• Supplied data

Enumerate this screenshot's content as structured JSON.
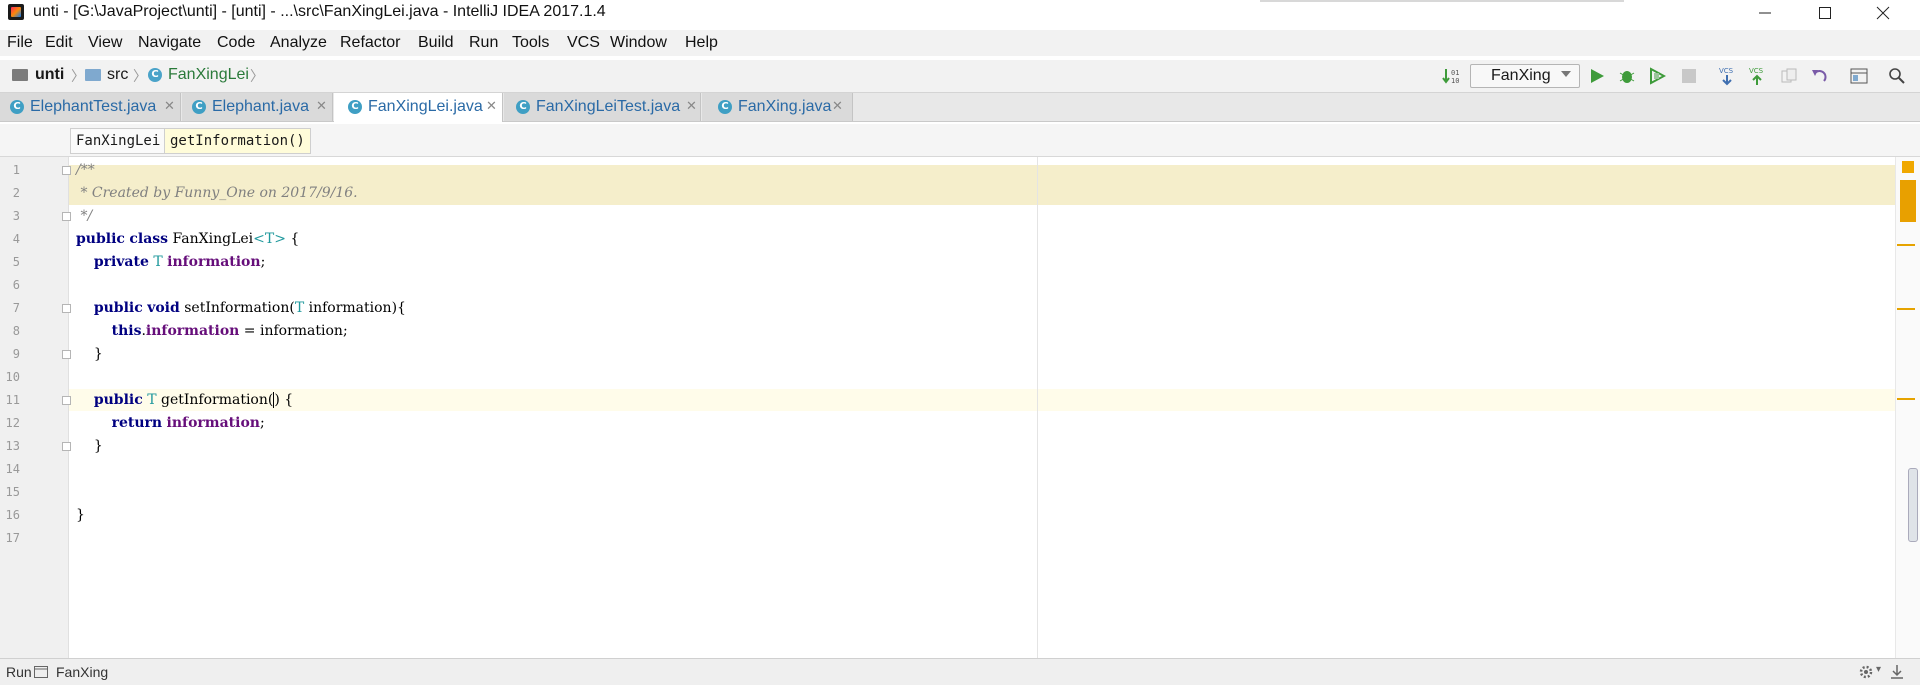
{
  "window": {
    "title": "unti - [G:\\JavaProject\\unti] - [unti] - ...\\src\\FanXingLei.java - IntelliJ IDEA 2017.1.4",
    "controls": [
      "minimize",
      "maximize",
      "close"
    ]
  },
  "menu": [
    "File",
    "Edit",
    "View",
    "Navigate",
    "Code",
    "Analyze",
    "Refactor",
    "Build",
    "Run",
    "Tools",
    "VCS",
    "Window",
    "Help"
  ],
  "navbar": {
    "breadcrumb": [
      "unti",
      "src",
      "FanXingLei"
    ],
    "run_config": "FanXing"
  },
  "tabs": [
    {
      "label": "ElephantTest.java",
      "active": false
    },
    {
      "label": "Elephant.java",
      "active": false
    },
    {
      "label": "FanXingLei.java",
      "active": true
    },
    {
      "label": "FanXingLeiTest.java",
      "active": false
    },
    {
      "label": "FanXing.java",
      "active": false
    }
  ],
  "structure_crumbs": [
    "FanXingLei",
    "getInformation()"
  ],
  "code": {
    "line_numbers": [
      "1",
      "2",
      "3",
      "4",
      "5",
      "6",
      "7",
      "8",
      "9",
      "10",
      "11",
      "12",
      "13",
      "14",
      "15",
      "16",
      "17"
    ],
    "comment": {
      "l1": "/**",
      "l2": " * Created by Funny_One on 2017/9/16.",
      "l3": " */"
    },
    "l4": {
      "public": "public",
      "class": "class",
      "name": "FanXingLei",
      "tp": "<T>",
      "brace": " {"
    },
    "l5": {
      "private": "private",
      "type": "T",
      "field": "information",
      "end": ";"
    },
    "l7": {
      "public": "public",
      "void": "void",
      "method": "setInformation(",
      "type": "T",
      "param": " information){"
    },
    "l8": {
      "this": "this",
      "dot": ".",
      "field": "information",
      "rest": " = information;"
    },
    "l9": "}",
    "l11": {
      "public": "public",
      "type": "T",
      "method": "getInformation(",
      "close": ") {"
    },
    "l12": {
      "return": "return",
      "field": "information",
      "end": ";"
    },
    "l13": "}",
    "l16": "}"
  },
  "status": {
    "run_label": "Run",
    "run_config": "FanXing"
  },
  "colors": {
    "keyword": "#000080",
    "field": "#660e7a",
    "comment": "#808080",
    "type_param": "#20999d",
    "run_green": "#3e9b3a"
  }
}
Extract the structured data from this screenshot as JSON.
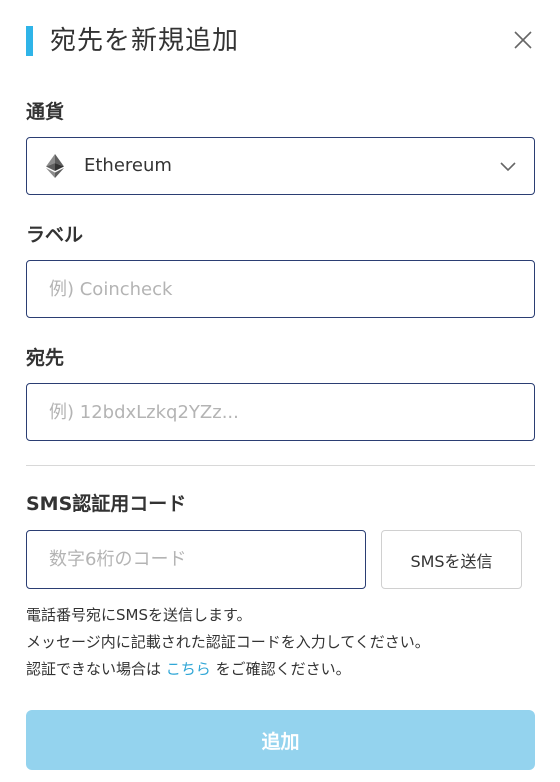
{
  "modal": {
    "title": "宛先を新規追加",
    "accent_color": "#2fb4e8",
    "close_icon": "close-icon"
  },
  "currency": {
    "label": "通貨",
    "selected": "Ethereum",
    "icon": "ethereum-icon"
  },
  "label_field": {
    "label": "ラベル",
    "placeholder": "例) Coincheck",
    "value": ""
  },
  "address_field": {
    "label": "宛先",
    "placeholder": "例) 12bdxLzkq2YZz...",
    "value": ""
  },
  "sms": {
    "label": "SMS認証用コード",
    "placeholder": "数字6桁のコード",
    "value": "",
    "send_button": "SMSを送信"
  },
  "help": {
    "line1": "電話番号宛にSMSを送信します。",
    "line2": "メッセージ内に記載された認証コードを入力してください。",
    "line3_prefix": "認証できない場合は ",
    "line3_link": "こちら",
    "line3_suffix": " をご確認ください。",
    "link_color": "#2fa6d6"
  },
  "submit": {
    "label": "追加",
    "color": "#94d3ee"
  }
}
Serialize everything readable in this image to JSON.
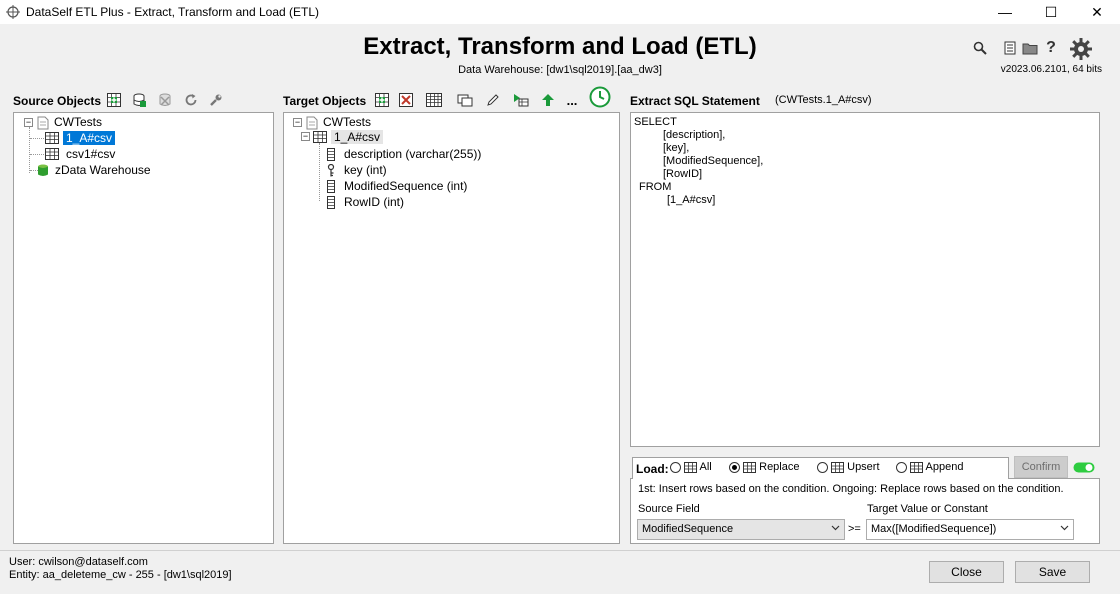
{
  "window": {
    "title": "DataSelf ETL Plus - Extract, Transform and Load (ETL)",
    "minimize": "—",
    "maximize": "☐",
    "close": "✕"
  },
  "header": {
    "title": "Extract, Transform and Load (ETL)",
    "subtitle": "Data Warehouse: [dw1\\sql2019].[aa_dw3]",
    "version": "v2023.06.2101, 64 bits",
    "icons": [
      "search-icon",
      "document-icon",
      "folder-icon",
      "help-icon",
      "gear-icon"
    ],
    "help_label": "?"
  },
  "source": {
    "label": "Source Objects",
    "tree": {
      "root": "CWTests",
      "children": [
        "1_A#csv",
        "csv1#csv"
      ],
      "warehouse": "zData Warehouse"
    }
  },
  "target": {
    "label": "Target Objects",
    "more": "...",
    "tree": {
      "root": "CWTests",
      "table": "1_A#csv",
      "columns": [
        "description (varchar(255))",
        "key (int)",
        "ModifiedSequence (int)",
        "RowID (int)"
      ]
    }
  },
  "sql": {
    "label": "Extract SQL Statement",
    "object": "(CWTests.1_A#csv)",
    "lines": [
      "SELECT",
      "[description],",
      "[key],",
      "[ModifiedSequence],",
      "[RowID]",
      "FROM",
      "[1_A#csv]"
    ]
  },
  "load": {
    "label": "Load:",
    "options": [
      "All",
      "Replace",
      "Upsert",
      "Append"
    ],
    "selected": "Replace",
    "confirm": "Confirm",
    "description": "1st: Insert rows based on the condition. Ongoing: Replace rows based on the condition.",
    "source_field_label": "Source Field",
    "source_field_value": "ModifiedSequence",
    "operator": ">=",
    "target_label": "Target Value or Constant",
    "target_value": "Max([ModifiedSequence])"
  },
  "footer": {
    "user": "User:  cwilson@dataself.com",
    "entity": "Entity: aa_deleteme_cw - 255 -  [dw1\\sql2019]",
    "close": "Close",
    "save": "Save"
  },
  "colors": {
    "selection": "#0078d7",
    "toggle_on": "#2ecc40",
    "green_icon": "#1a9a3a",
    "red_icon": "#c0392b"
  }
}
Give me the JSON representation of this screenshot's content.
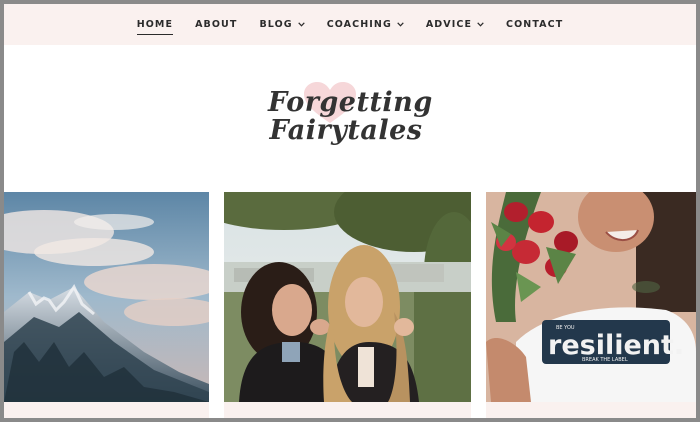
{
  "nav": {
    "items": [
      {
        "label": "HOME",
        "active": true,
        "dropdown": false
      },
      {
        "label": "ABOUT",
        "active": false,
        "dropdown": false
      },
      {
        "label": "BLOG",
        "active": false,
        "dropdown": true
      },
      {
        "label": "COACHING",
        "active": false,
        "dropdown": true
      },
      {
        "label": "ADVICE",
        "active": false,
        "dropdown": true
      },
      {
        "label": "CONTACT",
        "active": false,
        "dropdown": false
      }
    ]
  },
  "logo": {
    "line1": "Forgetting",
    "line2": "Fairytales",
    "heart_color": "#f6d7d9"
  },
  "posts": [
    {
      "image": "snowy-mountain-under-sky-photo"
    },
    {
      "image": "two-women-laughing-photo"
    },
    {
      "image": "woman-with-roses-resilient-shirt-photo",
      "shirt_text": "resilient.",
      "shirt_small_text": "BREAK THE LABEL",
      "shirt_tiny_text": "BE YOU"
    }
  ],
  "colors": {
    "nav_bg": "#faf1ef",
    "text": "#2b2b2b",
    "frame_border": "#8a8a8a"
  }
}
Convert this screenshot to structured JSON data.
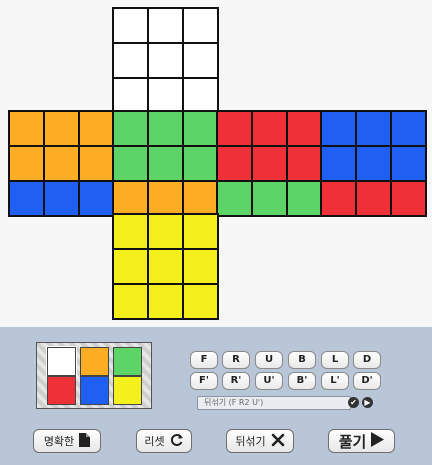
{
  "colors": {
    "white": "#ffffff",
    "orange": "#ffad24",
    "green": "#5cd466",
    "red": "#ee3136",
    "blue": "#1f5ff2",
    "yellow": "#f4f01e"
  },
  "cube": {
    "up": [
      "white",
      "white",
      "white",
      "white",
      "white",
      "white",
      "white",
      "white",
      "white"
    ],
    "left": [
      "orange",
      "orange",
      "orange",
      "orange",
      "orange",
      "orange",
      "blue",
      "blue",
      "blue"
    ],
    "front": [
      "green",
      "green",
      "green",
      "green",
      "green",
      "green",
      "orange",
      "orange",
      "orange"
    ],
    "right": [
      "red",
      "red",
      "red",
      "red",
      "red",
      "red",
      "green",
      "green",
      "green"
    ],
    "back": [
      "blue",
      "blue",
      "blue",
      "blue",
      "blue",
      "blue",
      "red",
      "red",
      "red"
    ],
    "down": [
      "yellow",
      "yellow",
      "yellow",
      "yellow",
      "yellow",
      "yellow",
      "yellow",
      "yellow",
      "yellow"
    ]
  },
  "palette": [
    "white",
    "orange",
    "green",
    "red",
    "blue",
    "yellow"
  ],
  "selected_color": "white",
  "moves": {
    "row1": [
      "F",
      "R",
      "U",
      "B",
      "L",
      "D"
    ],
    "row2": [
      "F'",
      "R'",
      "U'",
      "B'",
      "L'",
      "D'"
    ]
  },
  "scramble": {
    "placeholder": "뒤섞기 (F R2 U')"
  },
  "round_buttons": {
    "apply": "✔",
    "play": "▶"
  },
  "buttons": {
    "clear": "명확한",
    "reset": "리셋",
    "scramble": "뒤섞기",
    "solve": "풀기"
  },
  "icons": {
    "clear": "document-icon",
    "reset": "refresh-icon",
    "scramble": "shuffle-icon",
    "solve": "play-icon"
  }
}
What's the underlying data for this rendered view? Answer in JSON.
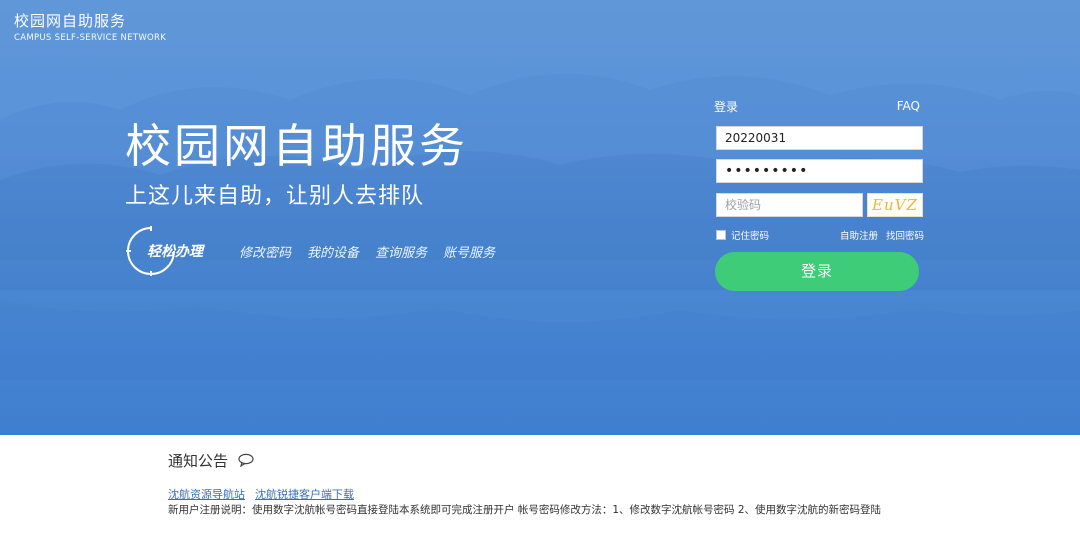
{
  "brand": {
    "title": "校园网自助服务",
    "subtitle": "CAMPUS SELF-SERVICE NETWORK"
  },
  "hero": {
    "headline": "校园网自助服务",
    "slogan": "上这儿来自助，让别人去排队",
    "quick_label": "轻松办理",
    "quick_links": [
      "修改密码",
      "我的设备",
      "查询服务",
      "账号服务"
    ]
  },
  "login": {
    "tab_label": "登录",
    "faq_label": "FAQ",
    "username_value": "20220031",
    "password_mask": "•••••••••",
    "captcha_placeholder": "校验码",
    "captcha_text": "EuVZ",
    "remember_label": "记住密码",
    "register_label": "自助注册",
    "recover_label": "找回密码",
    "submit_label": "登录"
  },
  "notice": {
    "title": "通知公告",
    "links": [
      "沈航资源导航站",
      "沈航锐捷客户端下载"
    ],
    "text": "新用户注册说明：使用数字沈航帐号密码直接登陆本系统即可完成注册开户    帐号密码修改方法：1、修改数字沈航帐号密码 2、使用数字沈航的新密码登陆"
  },
  "colors": {
    "hero_blue": "#4a89d3",
    "button_green": "#3fcc79",
    "link_blue": "#3a6fb5"
  }
}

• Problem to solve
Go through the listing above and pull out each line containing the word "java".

• Solution
    "title": "unti - [G:\\JavaProject\\unti] - [unti] - ...\\src\\FanXingLei.java - IntelliJ IDEA 2017.1.4",
      "label": "ElephantTest.java",
      "label": "Elephant.java",
      "label": "FanXingLei.java",
      "label": "FanXingLeiTest.java",
      "label": "FanXing.java",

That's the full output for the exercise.